Q: Our company has several employees who are working from home during the pandemic. They primarily perform data entry tasks, along with some administrative support duties.
Because they're working remotely, we don’t keep track of their hours. The company has agreed to simply pay them a weekly salary with a requirement that they accomplish certain tasks, and we’ve designated them as exempt.
One of those employees claims we owe her for unpaid overtime, even though we never authorized her to work overtime. How do we prove that she's not entitled to this pay?
A: Unfortunately, this may be an uphill battle for your company. The federal Fair Labor Standards Act and Connecticut’s wage and hour laws govern which employees are exempt from minimum wage and overtime rules.
An employer cannot simply designate its employees as such. In order to be exempt, an employee must pass the duties test and the salary test.
Exempt duties are divided into five basic categories, often known as “white collar” exemptions:
- An administrator performs non-manual office tasks that involve the use of discretion and independent judgment that directly relate to managing the company.
- An executive manages a company or department, directs the work of at least three other employees, and has the authority to hire and fire.
- A professional employee may be exempt if he is either a “learned professional” whose primary work requires advanced knowledge, such as a lawyer, doctor, or engineer, or a “creative professional” whose primary work requires invention or imagination, such as an actor, musician, or painter.
- An employee with an outside sales exemption is someone who makes sales while regularly engaged away from the employer’s place of business.
- A computer employee’s tasks involve systems analysis or computer program design and development.
An employee must fall into one of these five categories to be exempt.
However, this does not end the inquiry.
With the exception of the sales group, exempt employees must also meet the salary test.
This means the employee earns a predetermined amount each pay period, at the minimum rate of $475 per week, regardless of the number of days or hours worked.
Based on this, the remote employees in this case do not meet the exemption requirements.
The fact that they’re paid on a salary basis—even if they earn the required minimum—does not mean that they’re exempt.
If they’re doing data entry and administrative tasks with no management responsibilities, they don’t meet the requirements of either an administrator, an executive, a professional, a sales, or a computer employee.

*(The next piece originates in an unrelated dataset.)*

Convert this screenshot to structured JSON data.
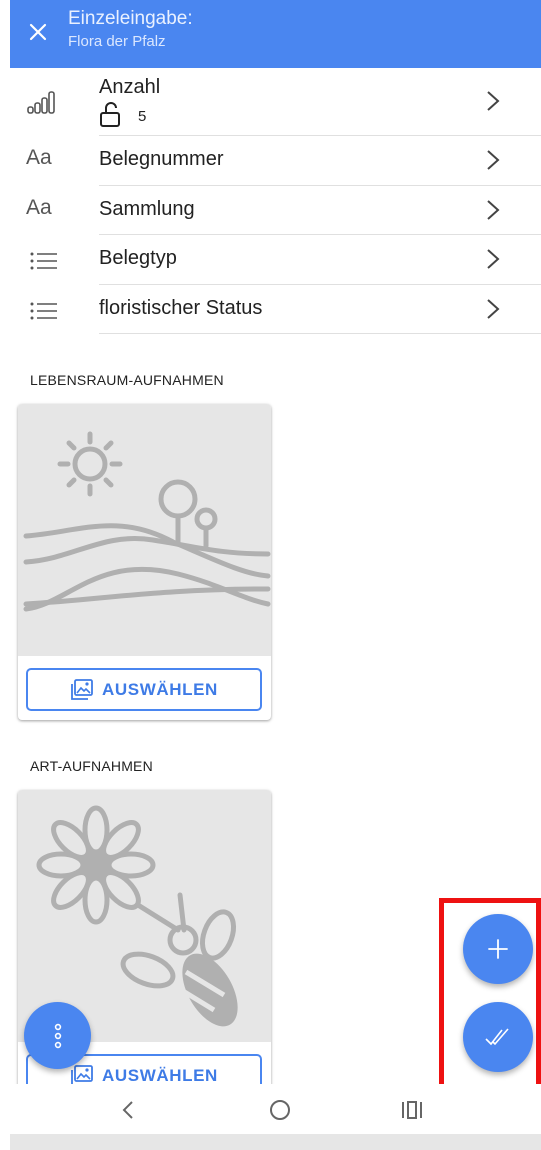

As non-exempt employees, they must be paid at least minimum wage and overtime.
So what does this mean for your company?
It means you need to keep time records for these non-exempt employees—whether remote or not—so that you can prove what hours they worked, and for what hours they were paid.
The company’s failure to maintain time records creates a presumption that the employee’s version is correct.
In other words, you must somehow disprove—without records—that the employee worked overtime.
Thus, the uphill battle. It does not matter that the company never authorized the overtime—only that the employee says she worked it.
So, going forward, carefully evaluate each employee’s duties and pay structure, make an informed decision regarding their exemption, and keep time records for non-exempt employees, regardless of their remote or in-person status.